Dame Julie Andrews' 60th anniversary production of the Tony Award-winning musical returns for an encore season
When it was announced that Julie Andrews was going to direct a production of My Fair Lady in Australia, lifelong fans started salivating immediately. When she explained that it would be an exact replica of the original 1956 Broadway production in which she starred and made her name, doubts began to creep in. Could you possibly recreate the magic and allure of what was at the time the greatest musical theatre success story ever? And even if you could, why would you? What could a hoary old production, trapped in amber, have to say to modern audiences, even those primed for nostalgia?
The answers are surprisingly multi-layered, even contradictory. It is, of course, impossible to know exactly how faithful the production is moment by moment without a time machine and a photographic memory, but certainly the sets (Oliver Smith) and costumes (Cecil Beaton) are verifiably precise, and the choreography breaks its back to seem authentic. My Fair Lady had several runs, on the West End and in revivals, and this 60th anniversary production aims to collate all that the designers learnt along the way. It means we have a gorgeous period motorcar that was intended for, but never appeared in, a scene on the road to Ascot. It means we get details, in both the scenic and lighting design, that have been augmented and refined, according to the production’s evolution. If that constitutes a replica, then maybe the concept isn’t so absurd.
Lerner and Loewe’s musical adaptation of George Bernard Shaw’s Pygmalion was met with critical disdain, for about twenty seconds. The idea of taking high Shavian culture and mixing it with the low culture of musical theatre may have sounded vulgar to critics of the day, but as soon as they saw the results, they were hooked. Lerner and Loewe’s genius was in seeing the value in urbane and sophisticated banter having to rough it with base music-hall entertainment. The two modes complement each other in undeniable ways, grounding the repartee of the upper class and elevating the rambunctiousness of the chorus.

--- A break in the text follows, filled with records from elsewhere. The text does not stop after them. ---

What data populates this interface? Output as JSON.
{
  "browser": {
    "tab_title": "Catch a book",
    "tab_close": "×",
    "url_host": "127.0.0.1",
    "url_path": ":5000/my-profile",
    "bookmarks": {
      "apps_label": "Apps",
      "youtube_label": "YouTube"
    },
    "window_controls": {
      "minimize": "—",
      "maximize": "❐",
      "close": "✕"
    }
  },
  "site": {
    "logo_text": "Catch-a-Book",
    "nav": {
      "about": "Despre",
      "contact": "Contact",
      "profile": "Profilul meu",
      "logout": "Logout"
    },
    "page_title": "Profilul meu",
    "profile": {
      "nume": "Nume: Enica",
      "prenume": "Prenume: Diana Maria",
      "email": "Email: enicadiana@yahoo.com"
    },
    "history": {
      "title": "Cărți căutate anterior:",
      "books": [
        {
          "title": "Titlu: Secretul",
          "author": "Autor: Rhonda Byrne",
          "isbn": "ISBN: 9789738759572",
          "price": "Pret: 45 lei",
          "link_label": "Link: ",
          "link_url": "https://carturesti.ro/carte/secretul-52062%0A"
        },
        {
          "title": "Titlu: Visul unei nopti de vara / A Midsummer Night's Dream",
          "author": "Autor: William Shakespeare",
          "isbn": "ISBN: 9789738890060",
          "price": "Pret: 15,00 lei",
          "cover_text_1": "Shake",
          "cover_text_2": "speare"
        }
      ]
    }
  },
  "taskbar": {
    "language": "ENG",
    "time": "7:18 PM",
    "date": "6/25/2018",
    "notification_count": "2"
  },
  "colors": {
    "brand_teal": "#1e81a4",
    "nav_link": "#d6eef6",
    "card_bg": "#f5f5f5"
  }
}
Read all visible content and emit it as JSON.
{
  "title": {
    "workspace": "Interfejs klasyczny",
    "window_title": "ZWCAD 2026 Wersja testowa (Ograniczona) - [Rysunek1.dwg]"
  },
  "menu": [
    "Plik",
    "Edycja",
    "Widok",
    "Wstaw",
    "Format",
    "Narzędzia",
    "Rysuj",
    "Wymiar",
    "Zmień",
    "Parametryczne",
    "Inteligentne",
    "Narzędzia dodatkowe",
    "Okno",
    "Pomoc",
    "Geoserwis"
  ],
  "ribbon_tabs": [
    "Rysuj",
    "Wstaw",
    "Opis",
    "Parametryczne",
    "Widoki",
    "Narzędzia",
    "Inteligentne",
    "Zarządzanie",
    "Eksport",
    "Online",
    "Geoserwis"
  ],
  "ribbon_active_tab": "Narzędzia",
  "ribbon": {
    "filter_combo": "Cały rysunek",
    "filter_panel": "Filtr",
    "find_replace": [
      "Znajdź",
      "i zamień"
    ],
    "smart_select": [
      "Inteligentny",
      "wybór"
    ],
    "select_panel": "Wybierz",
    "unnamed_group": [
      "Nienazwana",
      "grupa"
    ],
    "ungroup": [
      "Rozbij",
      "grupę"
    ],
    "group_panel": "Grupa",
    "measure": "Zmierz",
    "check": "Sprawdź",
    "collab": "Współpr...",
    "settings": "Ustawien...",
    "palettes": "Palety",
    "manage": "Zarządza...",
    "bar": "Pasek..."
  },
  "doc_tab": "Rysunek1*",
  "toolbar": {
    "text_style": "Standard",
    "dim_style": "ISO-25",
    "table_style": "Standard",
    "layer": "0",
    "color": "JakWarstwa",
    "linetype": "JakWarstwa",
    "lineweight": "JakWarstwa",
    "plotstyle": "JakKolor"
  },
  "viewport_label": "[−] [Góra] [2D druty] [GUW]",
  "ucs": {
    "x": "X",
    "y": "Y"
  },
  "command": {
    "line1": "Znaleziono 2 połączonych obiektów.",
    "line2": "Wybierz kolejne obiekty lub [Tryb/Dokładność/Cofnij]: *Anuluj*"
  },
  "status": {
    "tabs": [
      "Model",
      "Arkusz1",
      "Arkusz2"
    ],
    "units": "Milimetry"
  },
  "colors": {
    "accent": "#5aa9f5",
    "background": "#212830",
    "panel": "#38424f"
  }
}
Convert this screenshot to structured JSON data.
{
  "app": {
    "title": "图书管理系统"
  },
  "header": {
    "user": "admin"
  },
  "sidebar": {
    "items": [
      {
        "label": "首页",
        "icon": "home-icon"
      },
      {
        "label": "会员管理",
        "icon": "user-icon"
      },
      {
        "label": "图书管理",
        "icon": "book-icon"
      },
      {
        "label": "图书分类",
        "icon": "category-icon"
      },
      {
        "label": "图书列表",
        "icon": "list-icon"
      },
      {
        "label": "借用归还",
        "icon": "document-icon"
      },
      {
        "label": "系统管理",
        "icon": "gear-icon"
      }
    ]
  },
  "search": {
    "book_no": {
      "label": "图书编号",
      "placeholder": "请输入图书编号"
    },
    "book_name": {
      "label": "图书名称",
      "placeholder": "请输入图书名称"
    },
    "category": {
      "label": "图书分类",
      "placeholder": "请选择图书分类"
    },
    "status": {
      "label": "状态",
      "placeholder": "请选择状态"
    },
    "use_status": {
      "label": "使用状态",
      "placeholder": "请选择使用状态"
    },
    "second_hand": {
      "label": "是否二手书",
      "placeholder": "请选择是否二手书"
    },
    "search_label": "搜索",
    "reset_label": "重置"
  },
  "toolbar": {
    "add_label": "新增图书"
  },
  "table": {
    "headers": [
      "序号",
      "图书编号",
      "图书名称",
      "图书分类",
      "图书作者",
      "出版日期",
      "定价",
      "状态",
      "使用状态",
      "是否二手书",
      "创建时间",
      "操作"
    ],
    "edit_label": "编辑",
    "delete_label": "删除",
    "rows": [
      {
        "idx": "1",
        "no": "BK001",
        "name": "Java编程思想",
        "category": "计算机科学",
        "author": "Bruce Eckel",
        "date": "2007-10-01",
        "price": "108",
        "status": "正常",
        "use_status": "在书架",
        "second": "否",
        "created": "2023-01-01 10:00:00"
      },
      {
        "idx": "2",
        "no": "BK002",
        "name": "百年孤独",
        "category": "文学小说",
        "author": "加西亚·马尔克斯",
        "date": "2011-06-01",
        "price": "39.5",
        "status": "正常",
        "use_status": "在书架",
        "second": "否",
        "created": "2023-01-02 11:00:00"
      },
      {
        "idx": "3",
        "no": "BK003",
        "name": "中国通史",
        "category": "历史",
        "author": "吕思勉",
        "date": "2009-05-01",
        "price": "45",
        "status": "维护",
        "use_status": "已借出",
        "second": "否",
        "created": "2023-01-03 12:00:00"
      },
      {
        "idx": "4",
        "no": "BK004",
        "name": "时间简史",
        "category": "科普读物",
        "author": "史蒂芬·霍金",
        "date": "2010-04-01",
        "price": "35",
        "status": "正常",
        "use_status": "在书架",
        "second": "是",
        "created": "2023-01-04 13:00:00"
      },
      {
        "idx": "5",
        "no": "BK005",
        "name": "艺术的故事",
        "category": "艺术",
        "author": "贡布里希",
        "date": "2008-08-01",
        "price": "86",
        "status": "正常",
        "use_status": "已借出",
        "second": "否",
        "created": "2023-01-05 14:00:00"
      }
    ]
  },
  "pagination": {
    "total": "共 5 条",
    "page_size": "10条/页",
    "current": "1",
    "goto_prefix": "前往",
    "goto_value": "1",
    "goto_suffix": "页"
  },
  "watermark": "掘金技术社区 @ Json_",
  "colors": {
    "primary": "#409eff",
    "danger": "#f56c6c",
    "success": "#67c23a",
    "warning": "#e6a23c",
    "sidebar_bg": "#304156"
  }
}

The tale of Eliza Doolittle (Anna O’Byrne) and her transformation from “common flower girl” to elegant society woman under the tutelage of the impossibly smug and insensitive phonetician Henry Higgins (played here by Charles Edwards, taking over from Alex Jennings, who opened the show at Sydney Opera House in 2016) traces its roots to Ovid, who told of a sculptor who fell disastrously in love with his sculpture. While there are many highly uncomfortable moments of outright sexism in the piece, it’s a mistake to read the play as a misogynist fantasy; while Higgins changes Eliza, moulding her in his image, she changes him just as profoundly. O’Byrne and Edwards navigate the shifting power dynamics beautifully, and the emergent realisation that they’re in love almost breaks down the inherent paternalism of their circumstances. Almost. He’s still an insufferable prick who holds all the structural power, but you get the sense she’s winning serious battles of her own.
While Edwards and Andrews are British imports, the rest of the cast make a satisfying argument for the depth and buoyancy of our local music theatre talent: Reg Livermore makes a happily compromised louse of Alfred P. Doolittle; Tony Llewellyn-Jones is wonderfully vigorous and jovial as Colonel Pickering; Robyn Nevin is faultless as the poised and sensible Mrs Higgins; and Deidre Rubenstein makes a glorious Mrs Pearce, suggesting a deep well of compassion that permeates the Higgins’ household. The leads may be in complete control of the material, but it is the support that gives the production its texture.
The sets and costumes are quite remarkable; there’s no need to imagine what audiences in 1956 must have felt witnessing the grandeur and sheer taste of the double revolve set that transforms from Covent Garden to Ascot to Higgins’ manor and back again. It is every bit as impressive today, and makes many comparable contemporary sets look cheap and ugly (Aladdin, we’re looking at you). Beaton’s costumes are a thing of wonder, most notably at Ascot but impeccable throughout. Richard Pilbrow’s lighting design is rich and powerful, although there were more than a few missed cues and poor transitions on opening night.
The decision to commandeer Julie Andrews to direct this production has payed off handsomely. O’Byrne often seems to be channeling her, which may give audiences an eerie sensation that they’re actually watching Andrews in the role, but paradoxically does nothing to minimise O’Byrne’s personal stamp. Edwards brings all that Rex Harrison brought to the role, only he’s more likeable and conflicted. The strict parameters Andrews has enforced in no way impair the vibrancy or fluidity of the performances; if anything, the actors thrive under them. No one is dull or nonchalant, and those sublime songs hit every time.
It might seem quaint to see a musical that conforms so seriously to the conventions of the form – with its overture and entr’acte, its reprises and repetitions – and yet there is nothing quaint about the result. It’s alive and funny and moving, and makes a powerful case for direction that is in service to the work, instead of work that is in service to the director. Not just a triumph at the ball, this Eliza is a triumph for the ages.